E-sports are becoming bigger than simply the size of the monitors they are played on. With new sponsors, organizations, and funding entering the mix, the e-sports scene is only continuing to prove itself more than simply the “new kid on the block.” But as e-sports continues to grow, it is uncertain whether it will begin to look more like a traditional sports league or it’s own entity entirely.
There are many reasons to believe that e-sports will begin to model itself after traditional sports leagues. To see why, one doesn’t need to look further than the teams in the Overwatch League. For those unfamiliar, the Overwatch League follows a franchising model similar to that of traditional sports. Each team in the league is registered to a city, such as the Boston Uprising, Seoul Dynasty, or Los Angeles Gladiators. What this does from an audience standpoint is allow for prospective viewers to match teams with cities that they identify with. What this does from a league perspective is allow for teams to have an impact on the communities they represent. This is done primarily through events located in each team’s respective city.

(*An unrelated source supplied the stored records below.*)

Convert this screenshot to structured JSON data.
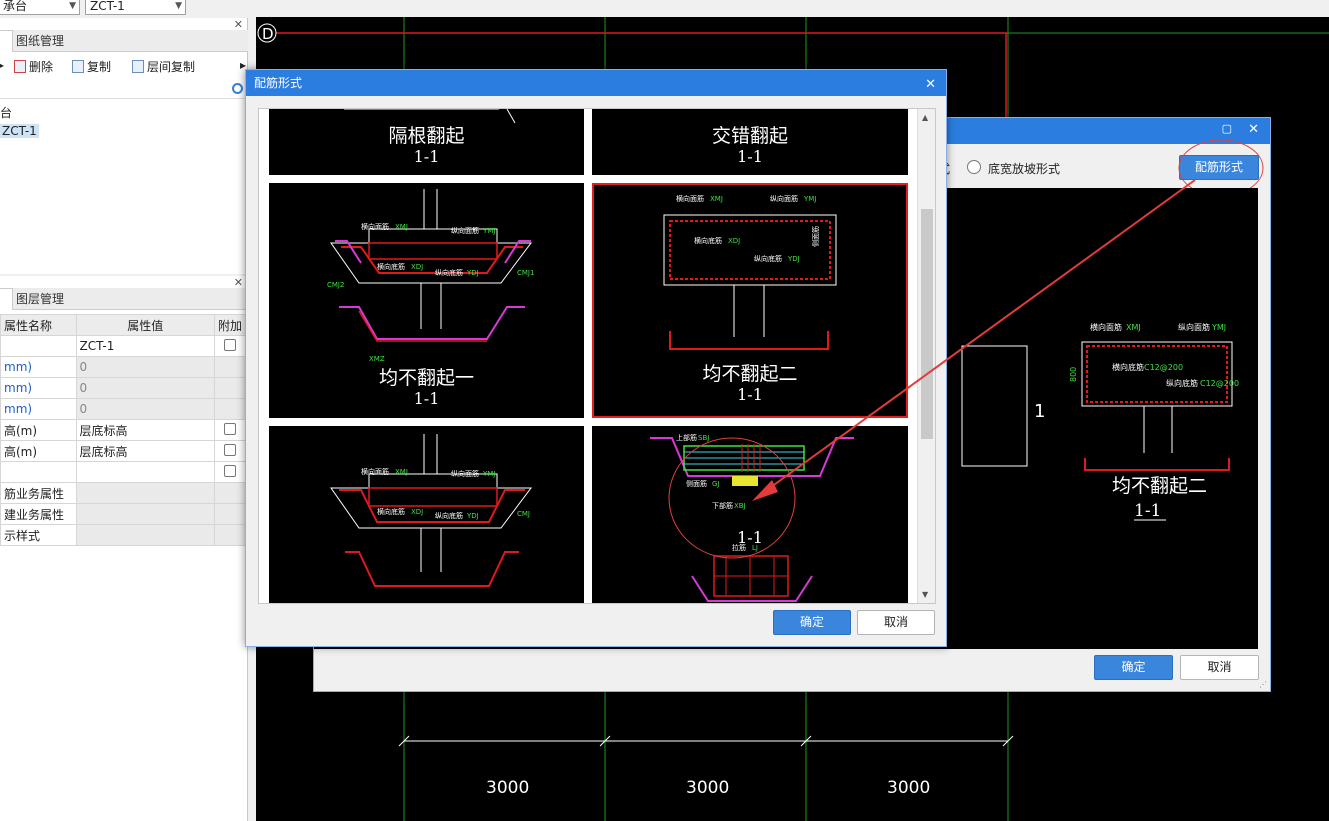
{
  "topbar": {
    "combo1_value": "承台",
    "combo2_value": "ZCT-1"
  },
  "left_top": {
    "tabs": [
      "",
      "图纸管理"
    ],
    "tools": {
      "delete": "删除",
      "copy": "复制",
      "floor_copy": "层间复制"
    },
    "search_prefix": "⌕",
    "tree": [
      "台",
      "ZCT-1"
    ]
  },
  "left_bottom": {
    "tabs": [
      "",
      "图层管理"
    ],
    "header": [
      "属性名称",
      "属性值",
      "附加"
    ],
    "rows": [
      {
        "name": "",
        "value": "ZCT-1",
        "gray": false,
        "blue": false,
        "check": true
      },
      {
        "name": "mm)",
        "value": "0",
        "gray": true,
        "blue": true,
        "check": false
      },
      {
        "name": "mm)",
        "value": "0",
        "gray": true,
        "blue": true,
        "check": false
      },
      {
        "name": "mm)",
        "value": "0",
        "gray": true,
        "blue": true,
        "check": false
      },
      {
        "name": "高(m)",
        "value": "层底标高",
        "gray": false,
        "blue": false,
        "check": true
      },
      {
        "name": "高(m)",
        "value": "层底标高",
        "gray": false,
        "blue": false,
        "check": true
      },
      {
        "name": "",
        "value": "",
        "gray": false,
        "blue": false,
        "check": true
      },
      {
        "name": "筋业务属性",
        "value": "",
        "gray": true,
        "blue": false,
        "check": false
      },
      {
        "name": "建业务属性",
        "value": "",
        "gray": true,
        "blue": false,
        "check": false
      },
      {
        "name": "示样式",
        "value": "",
        "gray": true,
        "blue": false,
        "check": false
      }
    ]
  },
  "cad": {
    "axis_label": "D",
    "dims": [
      "3000",
      "3000",
      "3000"
    ],
    "side_char": "台"
  },
  "dialog_back": {
    "radio_partial": "式",
    "radio_label": "底宽放坡形式",
    "button_label": "配筋形式",
    "ok": "确定",
    "cancel": "取消",
    "preview_number": "1",
    "preview_title": "均不翻起二",
    "preview_sub": "1-1",
    "preview_labels": {
      "h": "横向面筋",
      "v": "纵向面筋",
      "hb": "横向底筋",
      "vb": "纵向底筋",
      "side": "侧面筋",
      "hb_val": "C12@200",
      "vb_val": "C12@200",
      "h_val": "XMJ",
      "v_val": "YMJ",
      "height": "800"
    }
  },
  "dialog_front": {
    "title": "配筋形式",
    "ok": "确定",
    "cancel": "取消",
    "cells": [
      {
        "caption": "隔根翻起",
        "sub": "1-1"
      },
      {
        "caption": "交错翻起",
        "sub": "1-1"
      },
      {
        "caption": "均不翻起一",
        "sub": "1-1"
      },
      {
        "caption": "均不翻起二",
        "sub": "1-1"
      },
      {
        "caption": "",
        "sub": ""
      },
      {
        "caption": "",
        "sub": "1-1"
      }
    ],
    "labels": {
      "hm": "横向面筋",
      "vm": "纵向面筋",
      "hd": "横向底筋",
      "vd": "纵向底筋",
      "xmj": "XMJ",
      "ymj": "YMJ",
      "xdj": "XDJ",
      "ydj": "YDJ",
      "side": "侧面筋",
      "top_bar": "上部筋",
      "top_code": "SBJ",
      "bottom_bar": "下部筋",
      "bottom_code": "XBJ",
      "cmj": "CMJ",
      "cmj1": "CMJ1",
      "cmj2": "CMJ2",
      "xmz": "XMZ",
      "lzj": "拉筋",
      "lj_code": "LJ",
      "gj": "GJ"
    }
  }
}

I recently had the pleasure of attending such an event when the Boston Uprising hosted an event while I was in the Greater Boston area. The organization had planned a medley of events for that weekend including a meet and greet at a gaming cafe and another at an arcade, a collegiate league tournament for Boston-area colleges to compete in, as well as a clothing collaboration and autograph signing at a local clothing store. At each event they hosted, they held a toy drive for attendees to donate to youths in need.
Blizzard’s decision to use this franchising model has enabled teams, such as the Boston Uprising, to engage with their respective communities for the better. While the Overwatch League may be the most recent major league to be introduced to the e-sports ecosystem, it may have the biggest impact on the future of the industry. While people have long been comparing traditional sports to e-sports, the biggest difference between the two has arguably been that traditional sports teams have stadiums to host games in cities that the team represents. By adopting the franchising model of traditional sports, The Overwatch League has taken the first step to bridging this gap. Whether or not Blizzard, or any other developer for that matter, decides to build upon that remains to be seen. Nonetheless, the introduction of elements of traditional sports is a healthy addition to e-sports and one that will hopefully continue to keep the Overwatch League as much of a spectacle in future seasons as it was in it’s first season.